I am concerned about my child’s education. I want him to be successful educationally. Where do I begin?

Accept and acknowledge following facts. The meaning of the word success can be different for different individuals, can be different in different context. You define ‘success’ of your child within the framework of the strengths and weaknesses of your child. Don’t have unattainable goals but more importantly don’t underestimate you child.

Success can depend on several factors. Involvement of parents is one of the most important factors.

Tips for beginners: (For those parents who have recently come to know about the impairment of the child.)

Deal with your negative emotions like anger (Why me? Why my child?) helplessness (‘This is the end of happiness! Nothing can go right!’) or fear (What do I do now? What will happen to my child?).

You can do it. Most of the other parents have done it. Don’t waste time in blaming anybody for anything. Help yourself pass the phase of negative feelings quickly and positively. Don’t pamper your guilt or frustration and don’t let it grow.

Pull yourself and face life which has most probably become more challenging and more meaningful. ACCEPT YOUR CHILD AS HE/SHE IS. It is absolutely important, only then your meaningful education that of your child can begin.

Get all the relevant testing done

Try to know most of the important clinical detail’s about the nature, degree and type of hearing loss.

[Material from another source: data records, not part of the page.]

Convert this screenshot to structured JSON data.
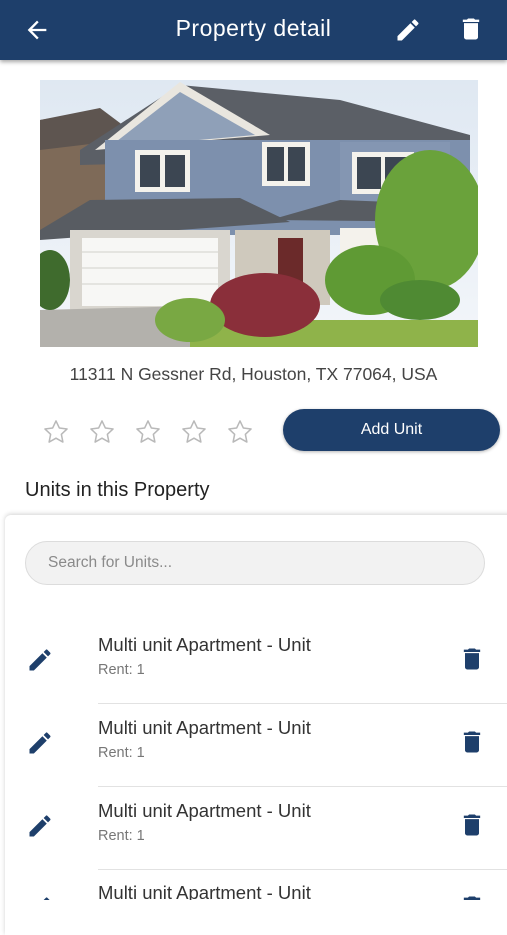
{
  "header": {
    "title": "Property detail"
  },
  "property": {
    "address": "11311 N Gessner Rd, Houston, TX 77064, USA",
    "rating": 0,
    "rating_max": 5
  },
  "actions": {
    "add_unit_label": "Add Unit"
  },
  "units_section": {
    "title": "Units in this Property",
    "search_placeholder": "Search for Units..."
  },
  "units": [
    {
      "title": "Multi unit Apartment - Unit",
      "rent": "Rent: 1"
    },
    {
      "title": "Multi unit Apartment - Unit",
      "rent": "Rent: 1"
    },
    {
      "title": "Multi unit Apartment - Unit",
      "rent": "Rent: 1"
    },
    {
      "title": "Multi unit Apartment - Unit",
      "rent": ""
    }
  ],
  "colors": {
    "primary": "#1e3f6b",
    "background": "#ffffff"
  },
  "icons": [
    "back-arrow-icon",
    "pencil-icon",
    "trash-icon",
    "star-outline-icon"
  ]
}
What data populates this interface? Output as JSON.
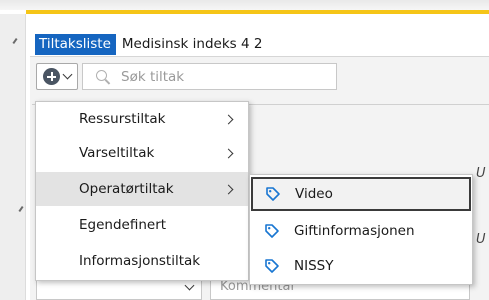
{
  "tabs": [
    {
      "label": "Tiltaksliste",
      "active": true
    },
    {
      "label": "Medisinsk indeks 4 2",
      "active": false
    }
  ],
  "toolbar": {
    "add_button_icon": "plus-circle-icon",
    "search_placeholder": "Søk tiltak"
  },
  "menu": {
    "items": [
      {
        "label": "Ressurstiltak",
        "has_submenu": true
      },
      {
        "label": "Varseltiltak",
        "has_submenu": true
      },
      {
        "label": "Operatørtiltak",
        "has_submenu": true,
        "highlighted": true
      },
      {
        "label": "Egendefinert",
        "has_submenu": false
      },
      {
        "label": "Informasjonstiltak",
        "has_submenu": false
      }
    ]
  },
  "submenu": {
    "items": [
      {
        "label": "Video",
        "icon": "tag-icon",
        "selected": true
      },
      {
        "label": "Giftinformasjonen",
        "icon": "tag-icon",
        "selected": false
      },
      {
        "label": "NISSY",
        "icon": "tag-icon",
        "selected": false
      }
    ]
  },
  "background": {
    "italic_fragment_1": "U",
    "italic_fragment_2": "U",
    "comment_placeholder": "Kommentar"
  },
  "colors": {
    "accent_yellow": "#f5c518",
    "active_tab": "#1565c0",
    "tag_icon": "#1976d2"
  }
}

Discuss it’s adverse effects on the child’s development and what you can do to prevent them. Ask queries and clear your doubts with the professionals with whom you are in contact. He/she can be a special teacher, an audiologist or a speech therapist

Talk to your child constantly

It will help him/her develop speaking skills. It will also help him/her psychologically and will keep him/her in touch with the world around. Communication is also important for the sense of security and belonging which are primary needs of any family.

Work at home

  • Don’t leave education to the teachers or schools. You have a prime role to play in your child’s education. Understand and acknowledge it. Various activities can help in the development across of your child:
  • Involve your child in routine household activities.
  • Read story books to the child Take up activities for independent reading/writing.
  • Play games especially like playing cards, ludo, scrabble, snakes and ladder etc which make the child think and communicate.Take studies regularly Help your child to make friends and socialize.
  • Monitor your child’s progress. If you don’t find it satisfactory try other options, discuss with professionals and increase your qualitative and quantitative involvement.

The Actual educational plan can vary from individual to individual. Your child’s present age, nature/type of hearing loss, his/her previous educational experience etc. are various details we would like to have before we suggest anything. But, inspite of these details there are things you have to know:

  • For any human child education is important. A hearing impaired child is no exception. In fact for him, education on is not only important but it is ESSENTIAL. Don’t let your hearing impaired child be untouched by education. He/she must go to school. There are various types of educational programmes available for a hearing impaired child.
  • Earlier the better: Education for a non impaired child may begin after the third birthday but for a hearing impaired child, education of the child and his parents may begin months before that. Here, the goal of education is not only the fullest development of potential but is also to protect the child from adverse effects of hearing loss especially in the areas of psychological and communication development.
  • Literacy forms the backbone of formal education. Educational achievements of your child heavily depend on his/her reading/writing skills. Put in special efforts to develop good reading /writing skills. Textbooks serve the purpose very well. But these are tuned to non-impaired children’s educational needs. These focus knowledge assuming that the child knows language. With the hearing impaired child one must work hard not only for knowledge goals but also for language goals. Therefore use plenty of reading material apart from the textbooks. These can include newspapers, magazines, story books, menu cards, visiting cards, manuals of toys/games/household objects, leaflets distributed on roads, letters received by you etc. These are a few of the things you can do. Once you start many more ideas will come your way. Do you still have the question ‘Where to begin’? we have given you plenty of options. As far as the question ‘WHEN to begin?’ we have only one answer to give – NOW!